Worrying stats reveal prevalence of cancer in CQ
CANCER Council Queensland will reveal new statistics today which show the prevalence of the disease within Central Queensland.
The Vital Cancer Research Centre's new statistics show around 1285 Central Queenslanders are diagnosed with cancer each year, and about 405 people die from the disease.
The information is part of the 2015 data and trends, the most recent information available from the Queensland Cancer Register, which will be released today.
Cancer Council Queensland chief executive Chris McMillan said the data showed the top five most commonly diagnosed cancers in Central Queensland are prostate cancer, melanoma, colorectal cancer, breast cancer and lung cancer.
"Each year, around 230 local men are diagnosed with prostate cancer and sadly about 30 local men die from the disease," Ms McMillan said.
"Melanoma is the second most common cancer for this region, with around 150 people diagnosed each year.
"About 150 locals are diagnosed with colorectal cancer each year."
Ms McMillan said about 140 women are diagnosed with breast cancer.
"Lung cancer remains the region's biggest cancer killer, with around 125 diagnosed each year and about 95 dying from the disease," she said.

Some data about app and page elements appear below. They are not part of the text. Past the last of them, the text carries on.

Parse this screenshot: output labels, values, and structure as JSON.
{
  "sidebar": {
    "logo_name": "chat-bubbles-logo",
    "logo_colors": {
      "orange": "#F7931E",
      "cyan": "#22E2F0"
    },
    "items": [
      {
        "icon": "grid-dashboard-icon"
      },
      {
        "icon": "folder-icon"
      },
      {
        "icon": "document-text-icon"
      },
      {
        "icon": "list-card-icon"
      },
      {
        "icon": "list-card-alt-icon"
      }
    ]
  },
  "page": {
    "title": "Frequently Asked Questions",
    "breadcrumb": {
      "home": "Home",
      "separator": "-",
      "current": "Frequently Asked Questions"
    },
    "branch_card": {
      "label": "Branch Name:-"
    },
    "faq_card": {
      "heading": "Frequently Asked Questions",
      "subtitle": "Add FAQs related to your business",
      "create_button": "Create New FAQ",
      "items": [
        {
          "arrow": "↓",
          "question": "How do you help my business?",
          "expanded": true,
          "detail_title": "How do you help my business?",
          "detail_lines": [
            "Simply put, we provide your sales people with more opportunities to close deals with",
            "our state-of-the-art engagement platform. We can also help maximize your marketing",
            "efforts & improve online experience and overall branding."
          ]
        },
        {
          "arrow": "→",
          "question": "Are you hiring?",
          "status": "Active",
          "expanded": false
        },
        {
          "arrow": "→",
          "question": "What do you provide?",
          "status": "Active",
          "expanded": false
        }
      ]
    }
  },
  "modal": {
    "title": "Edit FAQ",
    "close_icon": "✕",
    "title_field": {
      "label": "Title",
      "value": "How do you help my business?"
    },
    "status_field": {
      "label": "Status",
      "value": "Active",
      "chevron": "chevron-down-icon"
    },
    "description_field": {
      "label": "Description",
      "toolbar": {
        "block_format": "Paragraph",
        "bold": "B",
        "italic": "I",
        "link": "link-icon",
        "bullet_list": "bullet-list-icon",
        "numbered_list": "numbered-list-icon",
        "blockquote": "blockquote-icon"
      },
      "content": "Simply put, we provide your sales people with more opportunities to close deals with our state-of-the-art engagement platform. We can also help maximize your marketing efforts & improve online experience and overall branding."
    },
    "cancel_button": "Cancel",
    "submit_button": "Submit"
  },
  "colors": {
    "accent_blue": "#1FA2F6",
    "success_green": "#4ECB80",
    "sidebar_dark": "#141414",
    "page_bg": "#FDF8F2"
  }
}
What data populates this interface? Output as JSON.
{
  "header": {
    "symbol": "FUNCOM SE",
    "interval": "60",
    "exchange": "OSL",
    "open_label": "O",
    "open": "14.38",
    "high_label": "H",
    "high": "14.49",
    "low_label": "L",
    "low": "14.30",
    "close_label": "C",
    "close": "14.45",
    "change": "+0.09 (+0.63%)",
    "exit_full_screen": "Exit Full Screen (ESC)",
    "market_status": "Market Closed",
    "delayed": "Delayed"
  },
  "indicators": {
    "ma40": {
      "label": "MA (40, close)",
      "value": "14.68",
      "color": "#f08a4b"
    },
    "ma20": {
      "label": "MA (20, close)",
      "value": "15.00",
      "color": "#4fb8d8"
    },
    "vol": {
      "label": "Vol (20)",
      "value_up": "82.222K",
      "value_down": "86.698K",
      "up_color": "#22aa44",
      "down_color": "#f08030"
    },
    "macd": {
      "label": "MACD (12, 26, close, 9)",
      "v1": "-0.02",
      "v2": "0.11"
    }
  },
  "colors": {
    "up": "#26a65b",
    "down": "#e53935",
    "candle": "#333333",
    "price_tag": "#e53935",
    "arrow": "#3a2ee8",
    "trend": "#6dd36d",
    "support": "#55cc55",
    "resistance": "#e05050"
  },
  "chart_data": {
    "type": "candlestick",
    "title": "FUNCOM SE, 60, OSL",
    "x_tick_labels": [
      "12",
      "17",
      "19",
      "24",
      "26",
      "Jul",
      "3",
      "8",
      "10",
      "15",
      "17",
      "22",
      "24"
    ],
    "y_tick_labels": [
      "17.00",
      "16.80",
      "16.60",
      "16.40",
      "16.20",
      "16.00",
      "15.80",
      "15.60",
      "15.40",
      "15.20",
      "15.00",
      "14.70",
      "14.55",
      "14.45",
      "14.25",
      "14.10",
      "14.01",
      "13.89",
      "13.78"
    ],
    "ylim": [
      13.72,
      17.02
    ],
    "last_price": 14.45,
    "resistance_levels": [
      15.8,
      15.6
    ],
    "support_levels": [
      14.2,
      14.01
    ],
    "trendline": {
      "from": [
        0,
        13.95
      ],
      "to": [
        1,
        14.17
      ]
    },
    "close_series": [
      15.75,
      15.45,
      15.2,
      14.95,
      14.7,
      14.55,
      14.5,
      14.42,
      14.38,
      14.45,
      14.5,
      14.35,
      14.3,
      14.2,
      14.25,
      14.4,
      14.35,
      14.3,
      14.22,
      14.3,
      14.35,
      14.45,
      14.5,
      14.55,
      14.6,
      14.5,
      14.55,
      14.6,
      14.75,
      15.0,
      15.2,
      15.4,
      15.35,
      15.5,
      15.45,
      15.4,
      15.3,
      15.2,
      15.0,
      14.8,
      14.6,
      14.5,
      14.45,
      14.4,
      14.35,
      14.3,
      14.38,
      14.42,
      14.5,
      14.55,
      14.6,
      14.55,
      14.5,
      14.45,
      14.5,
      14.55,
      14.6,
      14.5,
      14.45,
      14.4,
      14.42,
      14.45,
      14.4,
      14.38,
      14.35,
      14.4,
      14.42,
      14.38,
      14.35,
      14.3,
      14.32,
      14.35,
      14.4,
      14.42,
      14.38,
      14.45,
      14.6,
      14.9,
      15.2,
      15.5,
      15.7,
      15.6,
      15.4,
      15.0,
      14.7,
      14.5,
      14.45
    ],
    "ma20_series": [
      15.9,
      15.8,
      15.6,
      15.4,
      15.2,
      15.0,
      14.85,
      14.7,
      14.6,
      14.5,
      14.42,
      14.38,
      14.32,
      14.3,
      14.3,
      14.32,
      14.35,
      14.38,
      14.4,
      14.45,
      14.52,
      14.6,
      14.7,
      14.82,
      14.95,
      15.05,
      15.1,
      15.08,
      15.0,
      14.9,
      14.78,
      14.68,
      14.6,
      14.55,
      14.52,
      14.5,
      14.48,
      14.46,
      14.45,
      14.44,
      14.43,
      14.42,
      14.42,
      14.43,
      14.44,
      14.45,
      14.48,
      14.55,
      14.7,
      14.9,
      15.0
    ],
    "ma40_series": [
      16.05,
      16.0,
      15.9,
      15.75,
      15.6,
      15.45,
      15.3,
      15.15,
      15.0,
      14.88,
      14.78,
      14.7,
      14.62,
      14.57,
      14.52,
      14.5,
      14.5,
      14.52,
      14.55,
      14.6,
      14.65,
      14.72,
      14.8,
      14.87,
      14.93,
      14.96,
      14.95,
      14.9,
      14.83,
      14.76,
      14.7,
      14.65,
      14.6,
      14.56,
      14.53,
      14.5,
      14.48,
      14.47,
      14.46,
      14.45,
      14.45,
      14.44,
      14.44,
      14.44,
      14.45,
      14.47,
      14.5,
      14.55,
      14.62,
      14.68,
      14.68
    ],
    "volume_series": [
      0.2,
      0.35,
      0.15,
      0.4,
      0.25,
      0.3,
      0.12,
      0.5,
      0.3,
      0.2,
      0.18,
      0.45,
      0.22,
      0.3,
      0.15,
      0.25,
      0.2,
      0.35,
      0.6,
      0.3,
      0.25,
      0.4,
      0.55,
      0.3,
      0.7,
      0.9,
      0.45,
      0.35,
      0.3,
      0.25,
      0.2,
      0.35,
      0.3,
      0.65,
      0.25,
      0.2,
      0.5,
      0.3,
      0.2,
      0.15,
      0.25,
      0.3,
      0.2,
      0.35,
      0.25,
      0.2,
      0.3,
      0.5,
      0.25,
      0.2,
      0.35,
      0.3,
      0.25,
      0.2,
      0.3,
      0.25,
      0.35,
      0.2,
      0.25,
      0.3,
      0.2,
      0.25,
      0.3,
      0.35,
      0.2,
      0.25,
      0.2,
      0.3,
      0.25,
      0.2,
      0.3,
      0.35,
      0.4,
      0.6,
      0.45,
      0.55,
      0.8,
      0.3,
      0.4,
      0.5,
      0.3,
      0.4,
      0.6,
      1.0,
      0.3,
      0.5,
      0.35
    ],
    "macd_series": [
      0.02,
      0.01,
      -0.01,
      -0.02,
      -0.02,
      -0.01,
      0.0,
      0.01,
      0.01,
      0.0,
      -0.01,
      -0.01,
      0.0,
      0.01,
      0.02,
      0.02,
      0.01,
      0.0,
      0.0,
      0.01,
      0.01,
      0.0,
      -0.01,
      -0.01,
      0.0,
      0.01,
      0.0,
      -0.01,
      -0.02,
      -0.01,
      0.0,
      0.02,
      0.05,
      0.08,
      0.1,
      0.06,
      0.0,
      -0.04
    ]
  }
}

Overall, the number of cancers diagnosed each year in Queensland has more than tripled in the last three decades, from 8298 cases in 1982 to about 27,788 cases in 2015.
Across all cancer types in Queensland, the average five-year relative survival rate for 2011-15 is 71 per cent, up from 69 per cent for the period of 2006-10.
"While survival rates are improving, if current trends continue into the future, cancer will remain the leading burden of disease, impacting an increasing number of individuals and families, and placing an even greater burden on the community and the health system," Ms McMillan said.
"We all have a role to play in cancer control through reducing our own personal risk of some types of cancer by making healthy lifestyle choices, enabling early detection by getting to know our bodies and participating in recommended screening programs, and supporting continued investment into cancer research and support services."
The 2015 data is available onlineat cancerqld.org.au/qcsol.